When a computer system fails, it can take hours, or in some cases days, to diagnose the failure. If the failure is an intermittent one, it can take even longer; some intermittent problems are never reliably diagnosed.
If it turns out that the source of the problem is hardware, a replacement for the failed part must be obtained, and then someone who is capable must be called upon to replace it. If the problem is in software, a patch to the application or to the operating system must be obtained, if it even exists (it may have to be written first). Assuming the fix works, the host must be rebooted, and recovery must be initiated from any damage that the failure may have caused.
Sometimes you'll find yourself in the finger-pointing circle game, where the hardware vendor blames the OS vendor, who blames the storage vendor, who blames the application vendor, who blames the hardware vendor again. All the while, of course, your system is down. If the failed server is a critical one, this sort of hours- or days-long outage due to vendor bickering is simply unacceptable.
What can you do? You could take your applications off the Unix or Windows server you've installed them on and put them on a multimillion-dollar, fault-tolerant server, instead. FT servers are designed with redundant hardware so that if one component fails, others can instantly step in and take over for them. (FT servers are often designed with triple-redundant hardware, and there is at least one quad-redundant
Unfortunately, a fault-tolerant (FT) server may still not offer adequate protection. Although the FT vendors may make enhancements to their drivers and operating system, FT systems are no less vulnerable to software issues than more conventional systems. What's more, by their nature, FT systems are closed systems that do not offer the flexibility or connectivity of conventional systems, because those benefits can introduce risk to the system. It is difficult to migrate existing applications to FT systems, because they are not always compatible with conventional systems. FT systems are popular in certain high-end applications, such as gaming (casinos and lotteries), and air traffic control, where the benefits that they provide offset their cost.
A more practical and less expensive solution is to take two or more conventional servers and connect them together with some controlling software, so that if one server fails, the other server can take over automatically. The takeover occurs with some interruption in service, but that interruption is usually limited to just a few minutes.
The migration of services from one server to another is called failover.
To ensure data consistency and rapid recovery in a failover situation, the servers should be connected to the same shared disks. This series of tips will assume that the servers are located within the same site, and generally in the same room. (Migrating critical applications to a remote site is a disaster recovery issue. While it seems similar to the local case, it actually introduces many new variables and complexities. This will not be covered in this series, but can be found in Chapter 18, "Data Replication, of the book, "Blueprints for high availability, second edition.")
Content in this tip has been excerpted by permission from the book, ""Blueprints for high availability, Second edition," authored by Evan Marcus and Hal Stern, Wiley Pug blishing, Inc. All rights reserved.
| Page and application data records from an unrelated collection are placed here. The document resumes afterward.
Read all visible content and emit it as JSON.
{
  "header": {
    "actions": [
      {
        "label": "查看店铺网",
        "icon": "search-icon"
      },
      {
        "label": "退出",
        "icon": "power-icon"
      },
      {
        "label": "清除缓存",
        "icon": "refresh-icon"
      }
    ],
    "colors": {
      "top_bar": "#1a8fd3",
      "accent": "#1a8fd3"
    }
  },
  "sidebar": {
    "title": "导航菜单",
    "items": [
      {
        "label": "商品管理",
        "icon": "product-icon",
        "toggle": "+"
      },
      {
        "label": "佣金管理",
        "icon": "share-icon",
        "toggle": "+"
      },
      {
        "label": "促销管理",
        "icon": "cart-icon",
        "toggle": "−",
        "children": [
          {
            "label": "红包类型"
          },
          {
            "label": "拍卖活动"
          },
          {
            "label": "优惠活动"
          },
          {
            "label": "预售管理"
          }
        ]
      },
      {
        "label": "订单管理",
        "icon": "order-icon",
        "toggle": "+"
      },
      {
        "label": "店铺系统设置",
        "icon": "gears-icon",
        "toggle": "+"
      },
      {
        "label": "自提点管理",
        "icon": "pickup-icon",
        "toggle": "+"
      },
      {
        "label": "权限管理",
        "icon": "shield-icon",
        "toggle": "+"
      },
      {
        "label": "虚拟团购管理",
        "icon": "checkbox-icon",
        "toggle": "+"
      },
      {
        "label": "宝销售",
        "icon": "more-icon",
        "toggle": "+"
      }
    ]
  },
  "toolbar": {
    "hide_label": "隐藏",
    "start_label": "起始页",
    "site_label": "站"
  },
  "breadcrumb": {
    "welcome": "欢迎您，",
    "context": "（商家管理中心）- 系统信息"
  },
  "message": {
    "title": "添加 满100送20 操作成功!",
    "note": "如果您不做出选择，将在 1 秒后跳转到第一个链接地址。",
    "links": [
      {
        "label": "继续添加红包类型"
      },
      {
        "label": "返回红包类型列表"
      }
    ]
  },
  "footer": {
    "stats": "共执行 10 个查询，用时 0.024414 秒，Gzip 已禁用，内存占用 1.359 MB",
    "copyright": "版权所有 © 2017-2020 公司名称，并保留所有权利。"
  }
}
About the authors: Evan Marcus is a frequent SearchStorage.com contributor and an expert at answering readers' questions related to availability, backup and disaster recovery-related issues. He is also a principal engineer for Veritas Software and the industry's data availability maven, with over 12 years of experience in this area. He is also a frequent speaker at industry technical conferences.
Hal Stern is the vice president and chief technology officer for the Services business unit of Sun Microsystems. He has worked on reliability and availability issues for some of the largest online trading and sports information as well as several network service providers.
Do you have a question for Evan Marcus? You can find him in our High Availability category.
This was first published in December 2003